What is being asked — Images stay out. Everything else in the records is repeated exactly.
*** Materials provided ***
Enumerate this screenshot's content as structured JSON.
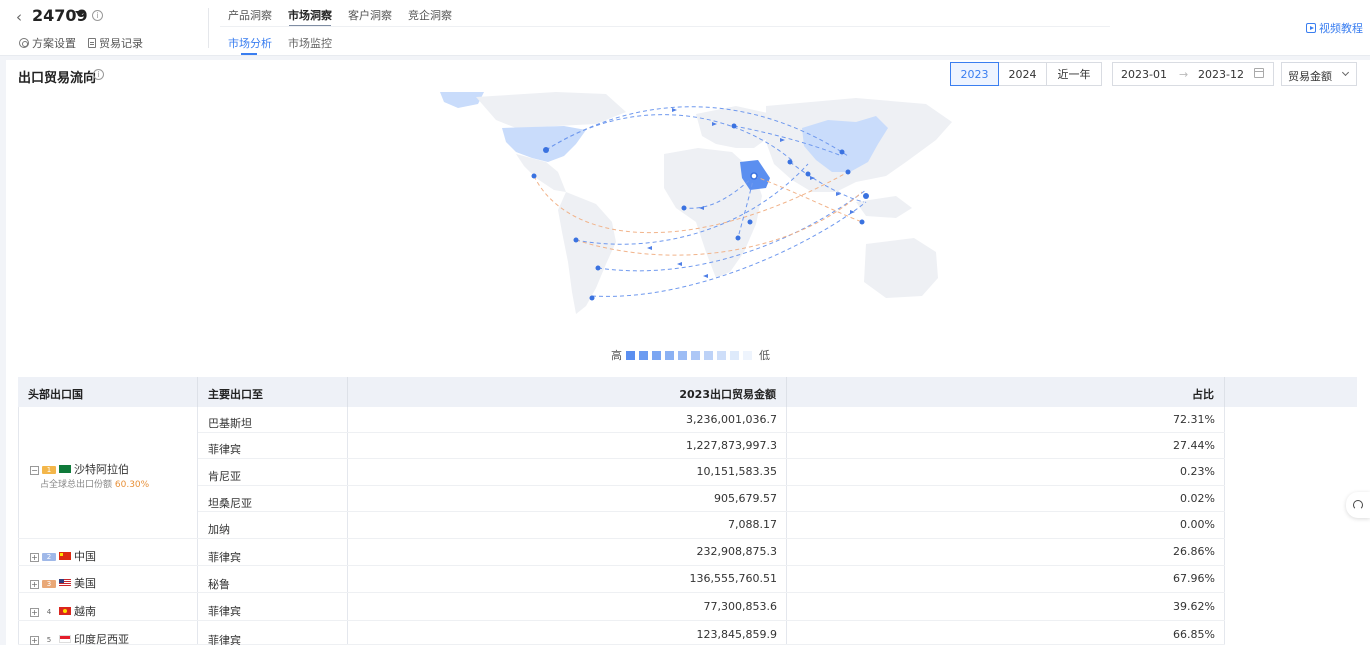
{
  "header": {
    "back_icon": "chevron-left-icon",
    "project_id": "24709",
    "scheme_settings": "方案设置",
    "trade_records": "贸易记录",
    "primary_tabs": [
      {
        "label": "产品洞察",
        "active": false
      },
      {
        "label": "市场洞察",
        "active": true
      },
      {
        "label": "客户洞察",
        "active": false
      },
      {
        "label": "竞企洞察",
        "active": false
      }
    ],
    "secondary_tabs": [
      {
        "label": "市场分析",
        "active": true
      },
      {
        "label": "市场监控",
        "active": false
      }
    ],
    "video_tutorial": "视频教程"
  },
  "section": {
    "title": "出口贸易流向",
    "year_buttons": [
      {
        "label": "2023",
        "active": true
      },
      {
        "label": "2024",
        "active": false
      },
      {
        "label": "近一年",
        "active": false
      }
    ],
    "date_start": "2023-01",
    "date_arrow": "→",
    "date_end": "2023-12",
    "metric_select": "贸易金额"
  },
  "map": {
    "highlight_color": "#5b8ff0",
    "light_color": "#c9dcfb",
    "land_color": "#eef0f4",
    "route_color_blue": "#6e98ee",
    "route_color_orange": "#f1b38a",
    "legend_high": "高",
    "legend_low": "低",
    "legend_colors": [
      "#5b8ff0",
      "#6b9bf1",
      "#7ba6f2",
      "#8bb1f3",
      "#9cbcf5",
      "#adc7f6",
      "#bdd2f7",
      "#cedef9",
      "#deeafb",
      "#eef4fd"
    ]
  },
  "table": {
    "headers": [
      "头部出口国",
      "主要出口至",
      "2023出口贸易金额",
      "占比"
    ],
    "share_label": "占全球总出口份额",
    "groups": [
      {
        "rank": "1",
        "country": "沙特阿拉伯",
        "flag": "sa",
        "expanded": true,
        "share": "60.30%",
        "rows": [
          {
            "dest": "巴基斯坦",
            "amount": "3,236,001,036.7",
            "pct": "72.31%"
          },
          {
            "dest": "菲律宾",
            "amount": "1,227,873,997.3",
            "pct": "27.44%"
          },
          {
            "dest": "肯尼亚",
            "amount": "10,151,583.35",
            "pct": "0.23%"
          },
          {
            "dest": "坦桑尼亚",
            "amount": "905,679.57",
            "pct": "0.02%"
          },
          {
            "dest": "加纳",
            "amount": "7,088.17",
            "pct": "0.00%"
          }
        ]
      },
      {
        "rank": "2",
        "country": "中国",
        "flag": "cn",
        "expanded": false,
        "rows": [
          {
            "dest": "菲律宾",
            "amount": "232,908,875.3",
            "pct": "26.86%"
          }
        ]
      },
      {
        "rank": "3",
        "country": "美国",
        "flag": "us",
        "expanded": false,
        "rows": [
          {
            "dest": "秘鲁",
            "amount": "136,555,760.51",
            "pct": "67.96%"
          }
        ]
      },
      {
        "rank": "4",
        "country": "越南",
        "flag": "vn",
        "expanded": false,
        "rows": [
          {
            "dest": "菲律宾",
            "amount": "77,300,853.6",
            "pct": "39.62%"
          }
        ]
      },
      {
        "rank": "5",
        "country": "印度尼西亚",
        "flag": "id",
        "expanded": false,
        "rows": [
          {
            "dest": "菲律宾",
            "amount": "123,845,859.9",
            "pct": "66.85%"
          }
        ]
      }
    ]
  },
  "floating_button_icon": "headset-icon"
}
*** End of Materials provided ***
Solution to this problem —
Enumerate this screenshot's content as structured JSON.
{
  "header": {
    "back_icon": "chevron-left-icon",
    "project_id": "24709",
    "scheme_settings": "方案设置",
    "trade_records": "贸易记录",
    "primary_tabs": [
      {
        "label": "产品洞察",
        "active": false
      },
      {
        "label": "市场洞察",
        "active": true
      },
      {
        "label": "客户洞察",
        "active": false
      },
      {
        "label": "竞企洞察",
        "active": false
      }
    ],
    "secondary_tabs": [
      {
        "label": "市场分析",
        "active": true
      },
      {
        "label": "市场监控",
        "active": false
      }
    ],
    "video_tutorial": "视频教程"
  },
  "section": {
    "title": "出口贸易流向",
    "year_buttons": [
      {
        "label": "2023",
        "active": true
      },
      {
        "label": "2024",
        "active": false
      },
      {
        "label": "近一年",
        "active": false
      }
    ],
    "date_start": "2023-01",
    "date_arrow": "→",
    "date_end": "2023-12",
    "metric_select": "贸易金额"
  },
  "map": {
    "highlight_color": "#5b8ff0",
    "light_color": "#c9dcfb",
    "land_color": "#eef0f4",
    "route_color_blue": "#6e98ee",
    "route_color_orange": "#f1b38a",
    "legend_high": "高",
    "legend_low": "低",
    "legend_colors": [
      "#5b8ff0",
      "#6b9bf1",
      "#7ba6f2",
      "#8bb1f3",
      "#9cbcf5",
      "#adc7f6",
      "#bdd2f7",
      "#cedef9",
      "#deeafb",
      "#eef4fd"
    ]
  },
  "table": {
    "headers": [
      "头部出口国",
      "主要出口至",
      "2023出口贸易金额",
      "占比"
    ],
    "share_label": "占全球总出口份额",
    "groups": [
      {
        "rank": "1",
        "country": "沙特阿拉伯",
        "flag": "sa",
        "expanded": true,
        "share": "60.30%",
        "rows": [
          {
            "dest": "巴基斯坦",
            "amount": "3,236,001,036.7",
            "pct": "72.31%"
          },
          {
            "dest": "菲律宾",
            "amount": "1,227,873,997.3",
            "pct": "27.44%"
          },
          {
            "dest": "肯尼亚",
            "amount": "10,151,583.35",
            "pct": "0.23%"
          },
          {
            "dest": "坦桑尼亚",
            "amount": "905,679.57",
            "pct": "0.02%"
          },
          {
            "dest": "加纳",
            "amount": "7,088.17",
            "pct": "0.00%"
          }
        ]
      },
      {
        "rank": "2",
        "country": "中国",
        "flag": "cn",
        "expanded": false,
        "rows": [
          {
            "dest": "菲律宾",
            "amount": "232,908,875.3",
            "pct": "26.86%"
          }
        ]
      },
      {
        "rank": "3",
        "country": "美国",
        "flag": "us",
        "expanded": false,
        "rows": [
          {
            "dest": "秘鲁",
            "amount": "136,555,760.51",
            "pct": "67.96%"
          }
        ]
      },
      {
        "rank": "4",
        "country": "越南",
        "flag": "vn",
        "expanded": false,
        "rows": [
          {
            "dest": "菲律宾",
            "amount": "77,300,853.6",
            "pct": "39.62%"
          }
        ]
      },
      {
        "rank": "5",
        "country": "印度尼西亚",
        "flag": "id",
        "expanded": false,
        "rows": [
          {
            "dest": "菲律宾",
            "amount": "123,845,859.9",
            "pct": "66.85%"
          }
        ]
      }
    ]
  },
  "floating_button_icon": "headset-icon"
}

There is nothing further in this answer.